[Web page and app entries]
..............................

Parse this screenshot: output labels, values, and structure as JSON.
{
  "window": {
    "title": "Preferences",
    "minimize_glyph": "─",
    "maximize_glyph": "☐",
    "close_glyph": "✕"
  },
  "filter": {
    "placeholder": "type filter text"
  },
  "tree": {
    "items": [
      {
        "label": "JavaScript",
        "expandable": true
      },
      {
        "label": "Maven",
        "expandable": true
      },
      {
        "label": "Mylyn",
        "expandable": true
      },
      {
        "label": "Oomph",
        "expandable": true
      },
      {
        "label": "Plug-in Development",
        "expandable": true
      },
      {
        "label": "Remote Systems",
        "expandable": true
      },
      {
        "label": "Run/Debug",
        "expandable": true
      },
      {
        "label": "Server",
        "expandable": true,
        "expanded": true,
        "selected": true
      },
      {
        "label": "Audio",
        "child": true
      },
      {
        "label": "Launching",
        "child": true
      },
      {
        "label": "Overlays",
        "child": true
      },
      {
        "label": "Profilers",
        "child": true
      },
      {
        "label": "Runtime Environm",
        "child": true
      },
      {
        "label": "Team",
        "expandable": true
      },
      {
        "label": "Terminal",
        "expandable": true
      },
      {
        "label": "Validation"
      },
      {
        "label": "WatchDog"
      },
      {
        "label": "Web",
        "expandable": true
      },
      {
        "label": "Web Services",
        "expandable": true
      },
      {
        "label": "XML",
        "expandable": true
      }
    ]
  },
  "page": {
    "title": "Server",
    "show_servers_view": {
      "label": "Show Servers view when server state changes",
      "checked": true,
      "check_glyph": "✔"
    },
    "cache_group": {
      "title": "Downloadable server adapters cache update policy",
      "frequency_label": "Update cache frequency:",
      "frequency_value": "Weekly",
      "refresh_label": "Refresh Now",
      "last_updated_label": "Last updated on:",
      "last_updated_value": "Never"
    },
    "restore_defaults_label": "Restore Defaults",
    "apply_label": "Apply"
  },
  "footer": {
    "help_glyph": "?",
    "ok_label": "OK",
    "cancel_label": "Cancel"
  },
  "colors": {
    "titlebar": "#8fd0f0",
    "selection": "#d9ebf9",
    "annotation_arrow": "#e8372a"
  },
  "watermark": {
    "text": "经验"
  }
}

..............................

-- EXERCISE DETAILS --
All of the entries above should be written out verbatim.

-- ANSWER FOR THE TASK --
Parse this screenshot: output labels, values, and structure as JSON.
{
  "window": {
    "title": "Preferences",
    "minimize_glyph": "─",
    "maximize_glyph": "☐",
    "close_glyph": "✕"
  },
  "filter": {
    "placeholder": "type filter text"
  },
  "tree": {
    "items": [
      {
        "label": "JavaScript",
        "expandable": true
      },
      {
        "label": "Maven",
        "expandable": true
      },
      {
        "label": "Mylyn",
        "expandable": true
      },
      {
        "label": "Oomph",
        "expandable": true
      },
      {
        "label": "Plug-in Development",
        "expandable": true
      },
      {
        "label": "Remote Systems",
        "expandable": true
      },
      {
        "label": "Run/Debug",
        "expandable": true
      },
      {
        "label": "Server",
        "expandable": true,
        "expanded": true,
        "selected": true
      },
      {
        "label": "Audio",
        "child": true
      },
      {
        "label": "Launching",
        "child": true
      },
      {
        "label": "Overlays",
        "child": true
      },
      {
        "label": "Profilers",
        "child": true
      },
      {
        "label": "Runtime Environm",
        "child": true
      },
      {
        "label": "Team",
        "expandable": true
      },
      {
        "label": "Terminal",
        "expandable": true
      },
      {
        "label": "Validation"
      },
      {
        "label": "WatchDog"
      },
      {
        "label": "Web",
        "expandable": true
      },
      {
        "label": "Web Services",
        "expandable": true
      },
      {
        "label": "XML",
        "expandable": true
      }
    ]
  },
  "page": {
    "title": "Server",
    "show_servers_view": {
      "label": "Show Servers view when server state changes",
      "checked": true,
      "check_glyph": "✔"
    },
    "cache_group": {
      "title": "Downloadable server adapters cache update policy",
      "frequency_label": "Update cache frequency:",
      "frequency_value": "Weekly",
      "refresh_label": "Refresh Now",
      "last_updated_label": "Last updated on:",
      "last_updated_value": "Never"
    },
    "restore_defaults_label": "Restore Defaults",
    "apply_label": "Apply"
  },
  "footer": {
    "help_glyph": "?",
    "ok_label": "OK",
    "cancel_label": "Cancel"
  },
  "colors": {
    "titlebar": "#8fd0f0",
    "selection": "#d9ebf9",
    "annotation_arrow": "#e8372a"
  },
  "watermark": {
    "text": "经验"
  }
}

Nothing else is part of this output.